In lists of the top 10 events in American history the past gradually recedes to popular culture in a less-than-complimentary statement about Americans and our limited ability to remember the past.
A recent top 10 list contained the killing of Osama Bin Laden (do you know that date?) and the Sept. 11 terror attacks in prominent rank but didn't mention Pearl Harbor, Gettysburg, Abraham Lincoln, Thomas Jefferson or George Washington in their polling.
Perhaps it's the constant droning of "We will never forget..." touted in commercials for commemorative coins, wall hangings and statues sold by hucksters, along with extremes in the media lauding us to always remember, remember, remember...
On the note of memory, one of the two greatest historical events in our collective lifetimes came 50 years ago next week. It's nearly impossible for me to imagine a half century has come and gone since the fateful shots were fired at Dealey Plaza in Dallas on Nov. 22, 1963.
America lost its innocence on that mild Texas afternoon. As a nation, we've never regained it.
I was a first-grader at Gosnell Elementary School just a mile or so off the front gate of Blytheville Air Force Base in northeast Arkansas that Friday. As a just-turned-7-year old, I couldn't understand why all the teachers and the junior high and high school girls were crying.
We were loaded on the bus just an hour or so after lunch and taken home. Two teen-age girls who lived next door explained to me that President Kennedy had been shot.
My mom was upset when I walked in from the bus ride. My dad was called back to the base immediately, on alert.
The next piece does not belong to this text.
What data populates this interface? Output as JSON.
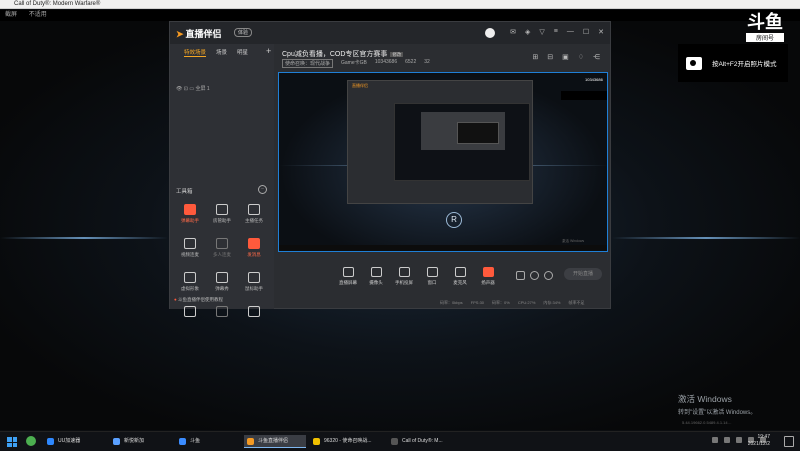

At the time no one knew if the shooting was a precursor to a Soviet attack or some other act of war. It had been just 13 months since the air base went through the gut-wrenching tension of the Cuban Missile Crisis.
Saturday was disappointing for a kid in the pre-network cartoon era when it was the only day dedicated to children. No Bugs Bunny, no Huckleberry Hound, no Snaggle Puss. Just a constant flow of news from our old black-and-white television as one talking head after another lamented the loss of our president and speculated about the murder.
The speculation hasn't diminished over the last 50 years and would seem to have increased exponentially in our present conspiracy-ridden society.
The events of Nov. 22, 1963, are forever etched in the American psyche. Sadly, however, if you were to ask a teen=ager today to tell you something about President John F. Kennedy it wouldn't be his speech at the Brandenburg Gate in Berlin in June 1963 with the famous phrase, "Ich bin ein Berliner" or his speech at Rice University in 1962 challenging America to go to the moon, "Not because (these things) are easy, but because they are hard." Or even, his quarantine of Cuba that prevented World War III. Kids today would be quick to respond "He got shot," or "He had an affair with Marilyn Monroe."
We've lost something as a nation when our national heroes are poked, prodded and investigated in attempts to destroy, discredit or deny their ability to lead.
July 20, 1969, will be forever tied to Nov. 22, 1963. It was President Kennedy that challenged us to go to the moon and his influence over Congress funded the moon shot that succeeded in the summer of '69.
The explosion of the space shuttle Challenger on Jan. 26, 1986, was another turning point, albeit one that ended the romanticism of the earlier space age and erased another vestige of optimism for the future in our generation.
The children of Generation X and Generation Next have just Sept. 11, 2001, to lay claim to as the seminal event of their lives.
The individualistic nature of news, music and entertainment brought on by the digital age has created a nation that steadily grows apart. We all received the news of the three shots from the Texas School Book Depository building at the same time, and most of us watched as Walter Cronkite removed his glasses, his resonant voice beginning to shake as he said, "From Dallas, Texas, the flash -- apparently official -- President Kennedy died at 1 p.m. Central Standard Time, 2 p.m. Eastern Standard Time, some 38 minutes ago."
A half century is gone, and I can still hear his voice.
Editor's note: Staff writer Randy Tucker is a retired educator. He farms in rural Riverton.